Select a page

New Photos: Patagonia 2022

I’ve just returned from my first visit to Chile in three years, and somehow I’ve managed to process photos in record time! It probably helps that I’m still ignoring my winter Yellowstone images, and I’m skipping my usual Yellowstone spring visit (originally I was scheduled to leave tomorrow). That’s given me a bit more leeway to concentrate on my most recent collection.

It’s not a huge collection of images. In past years, I’ve split Patagonia photos into puma and non-puma galleries, but this time we just have a single gallery of 103 images. This is due in part to slightly fewer sightings (14 individual cats) and some mixed weather early in the trip. Yet, it was a really fun experience with another wonderful group of clients. And it felt so good to be leading an international trip again.

As always, you can jump straight to the gallery to see all the photos. A short preview follows.

Puma Family

A couple of our standout early puma encounters involved this family. I had last seen the mother on the final day of my 2019 trip, when she was a young, independent cat just learning the ropes on her way to adulthood.

Puma Cubs

My clients and I had a chance to walk with the family as they explored their territory.

Puma Family

It was the experience that really set the tone for the trip!

White-throated Caracara

This was my first time landing photos of the White-throated Caracara.

Culpeos

We usually see culpeos during my Patagonia trips. This canid species is most closely related to other South American foxes (which are in a separate genus from the world’s other foxes, and are more closely related to wolves!).

Lesser Horned Owl

After many trips, this was my first time seeing the Lesser (a.k.a., Magellanic) Horned Owl. It’s recently been classified as a separate species from the Great Horned Owl.

Pumas

We witnessed several female pumas sharing food on this trip. In this case, the older female tolerated the presence of her past cubs (to an extent) while there was plenty of food to go around.

Puma

This male, despite not having reached peak adulthood (he was only four-and-a-half years old) was still quite massive… especially with a belly full of guanaco meat.

Torrent Duck

Once again, we saw Torrent Ducks during our trip. The females provided some brief, closer passes as they took off upriver.

Thorn-tailed Ryadito

This was my first time photographing this small but impressive bird. What a beauty!

Puma

This female, known as the Sister, posed for me many times back in 2016, the first time I saw her. I was not sure whether she was still alive (as a nine year old), so it was great to see her again.

Southern Crested Caracara

A Southern Crested Caracara perches before the famed Horns of Paine.

Mountains

Torres del Paine is more than just a great wildlife destination. It’s perhaps even more famous for its mountain landscapes. The Towers and Horns of Paine provide endless dramatic photo opportunities. This was our final morning before departing the park.

Austral Pygmy-owl

This tiny owl is always a goal on these trips. We had a couple of different encounters, with nice backgrounds to boot. One owl actually arrived in the hotel parking lot as we were packing up to go on our final morning!
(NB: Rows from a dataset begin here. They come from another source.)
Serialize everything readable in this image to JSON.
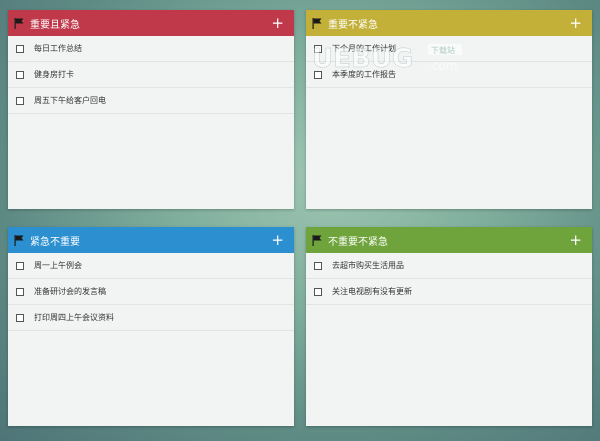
{
  "panels": [
    {
      "title": "重要且紧急",
      "color": "#c0394a",
      "add_label": "+",
      "items": [
        "每日工作总结",
        "健身房打卡",
        "周五下午给客户回电"
      ]
    },
    {
      "title": "重要不紧急",
      "color": "#c3b038",
      "add_label": "+",
      "items": [
        "下个月的工作计划",
        "本季度的工作报告"
      ]
    },
    {
      "title": "紧急不重要",
      "color": "#2b8fd0",
      "add_label": "+",
      "items": [
        "周一上午例会",
        "准备研讨会的发言稿",
        "打印周四上午会议资料"
      ]
    },
    {
      "title": "不重要不紧急",
      "color": "#6fa33c",
      "add_label": "+",
      "items": [
        "去超市购买生活用品",
        "关注电视剧有没有更新"
      ]
    }
  ],
  "watermark": {
    "main": "UEBUG",
    "badge": "下载站",
    "domain": ".com"
  }
}
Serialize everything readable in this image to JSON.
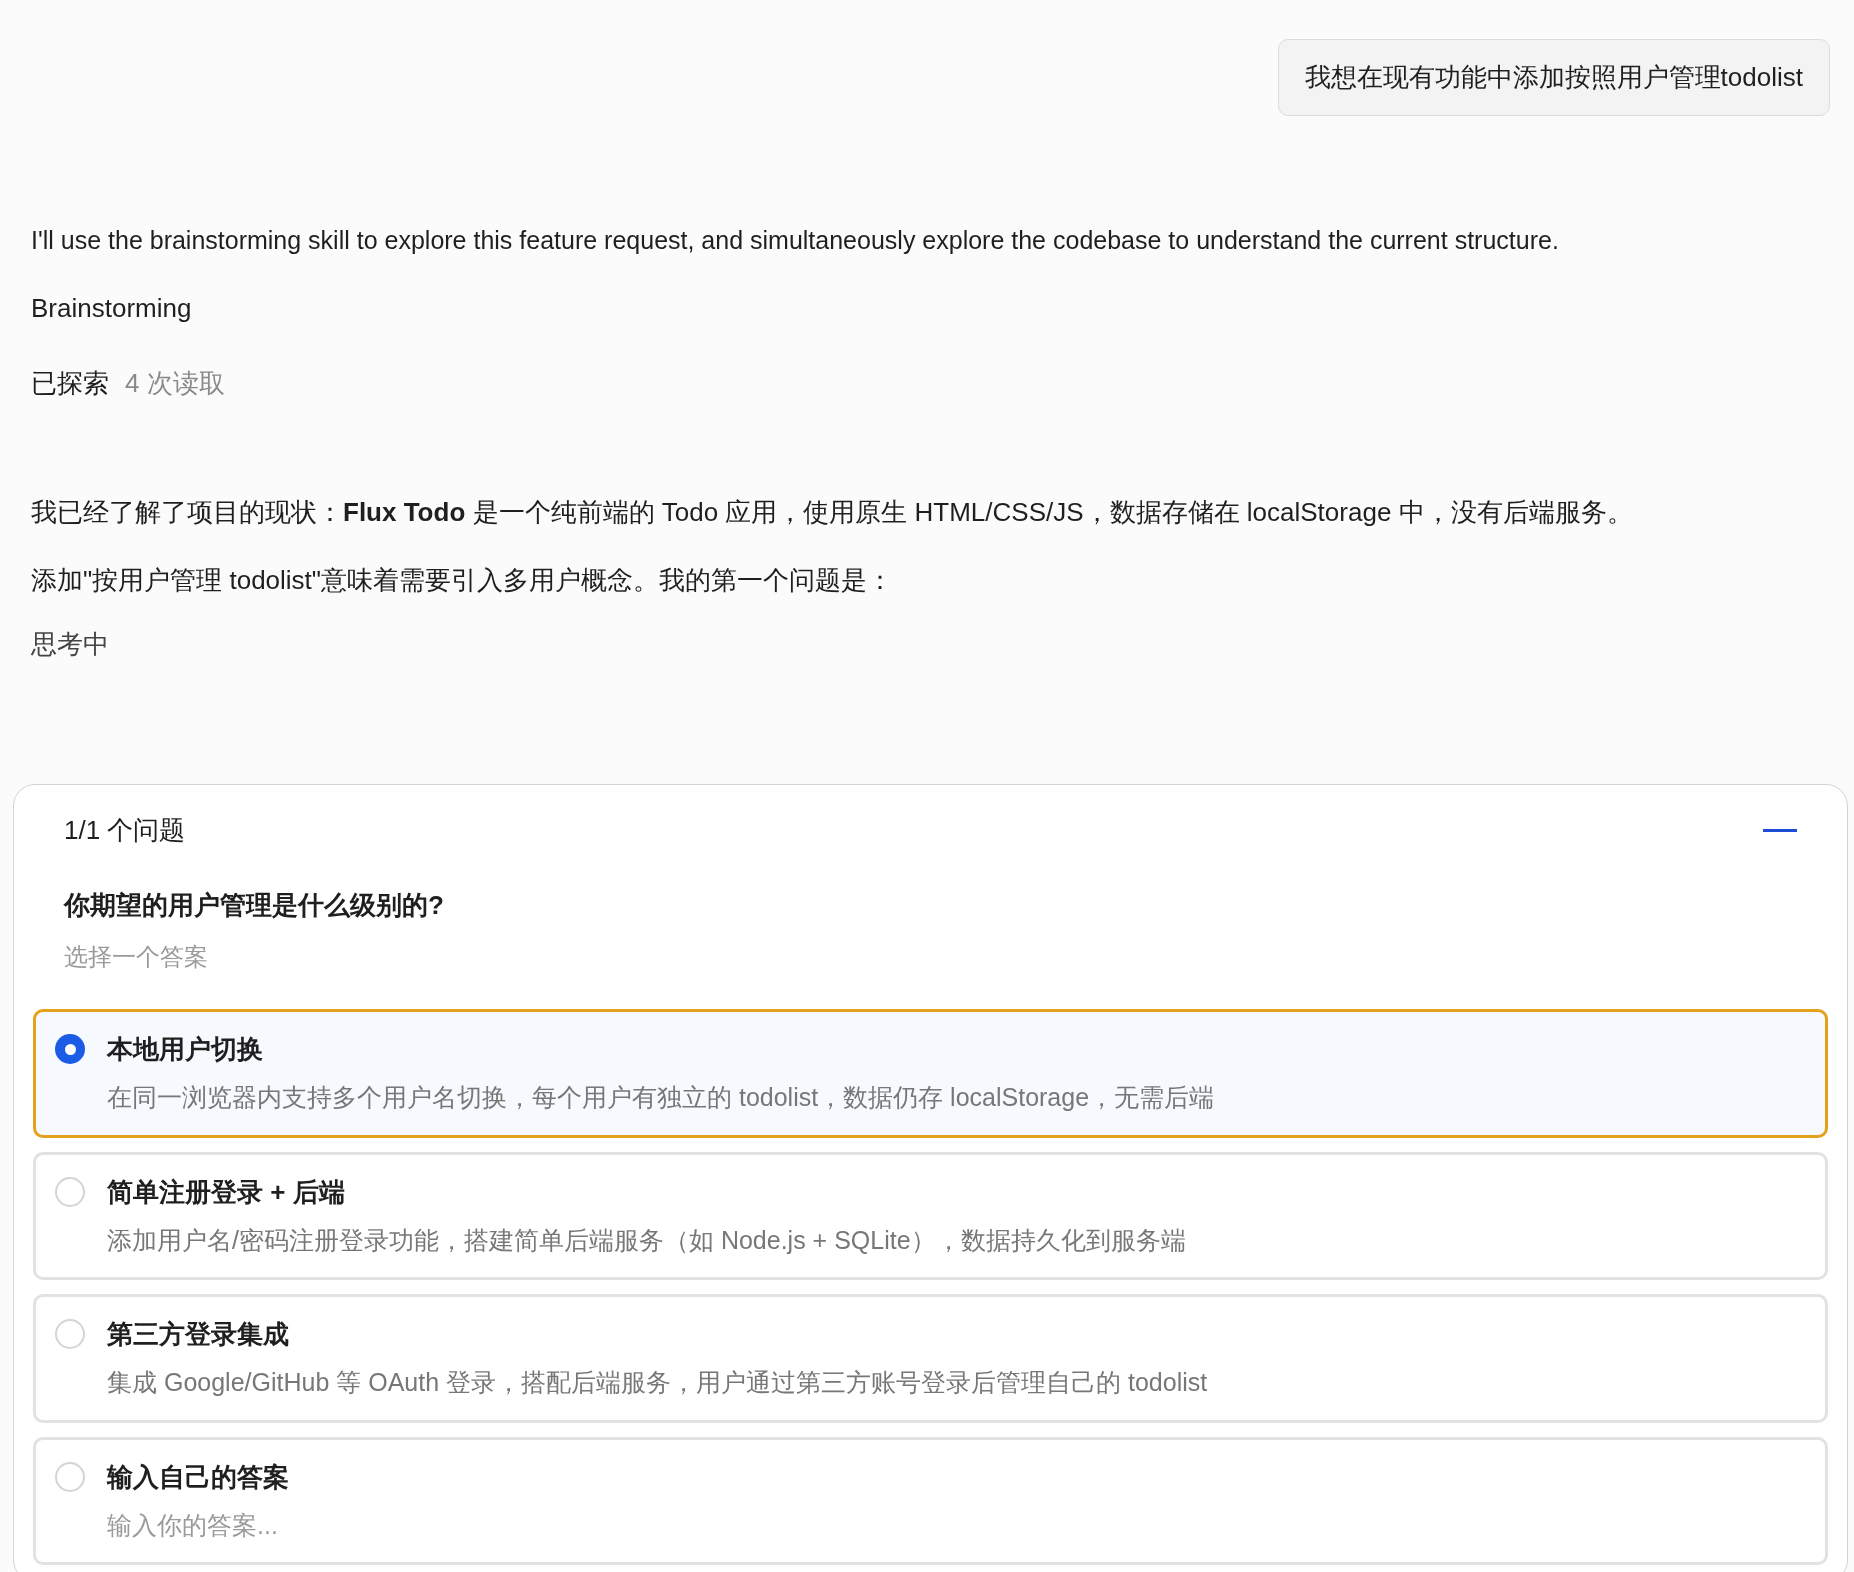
{
  "user_message": "我想在现有功能中添加按照用户管理todolist",
  "assistant": {
    "intro": "I'll use the brainstorming skill to explore this feature request, and simultaneously explore the codebase to understand the current structure.",
    "skill": "Brainstorming",
    "explored": {
      "label": "已探索",
      "detail": "4 次读取"
    },
    "paragraphs": [
      "我已经了解了项目的现状：**Flux Todo** 是一个纯前端的 Todo 应用，使用原生 HTML/CSS/JS，数据存储在 localStorage 中，没有后端服务。",
      "添加\"按用户管理 todolist\"意味着需要引入多用户概念。我的第一个问题是："
    ],
    "status": "思考中"
  },
  "question_panel": {
    "counter": "1/1 个问题",
    "question": "你期望的用户管理是什么级别的?",
    "hint": "选择一个答案",
    "options": [
      {
        "kind": "choice",
        "title": "本地用户切换",
        "description": "在同一浏览器内支持多个用户名切换，每个用户有独立的 todolist，数据仍存 localStorage，无需后端",
        "selected": true
      },
      {
        "kind": "choice",
        "title": "简单注册登录 + 后端",
        "description": "添加用户名/密码注册登录功能，搭建简单后端服务（如 Node.js + SQLite），数据持久化到服务端",
        "selected": false
      },
      {
        "kind": "choice",
        "title": "第三方登录集成",
        "description": "集成 Google/GitHub 等 OAuth 登录，搭配后端服务，用户通过第三方账号登录后管理自己的 todolist",
        "selected": false
      },
      {
        "kind": "custom",
        "title": "输入自己的答案",
        "placeholder": "输入你的答案...",
        "selected": false
      }
    ]
  }
}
Guanaco

I photographed a herd of backlit guanacos through long grass while lying on my belly.

Gray-hooded Sierra Finch

We had a couple of close encounters with these handsome birds in the mountains near Santiago.

 

View the full Patagonia 2022 gallery (103 photos).


If you are interested in joining me on my next Patagonia adventure, the 2023 trip still has open spots!

2 Comments

  1. Michael Whittaker May 21, 2022 Reply

    Max

    Thanks for sharing your beautiful images of your trip. I hope some day to accompany you on one of these trips, but for now your photos bring me there. My favorite is the black and white of puma with incredible background.

    Thanks again,
    Mike Whittaker

    • Author
      Max May 21, 2022 Reply

      Mike, thanks for the feedback! Next trip is next year (obviously), and most likely after that would be 2025. If there’s substantial demand for 2024, I may change my mind.

Leave a reply

Your email address will not be published.

*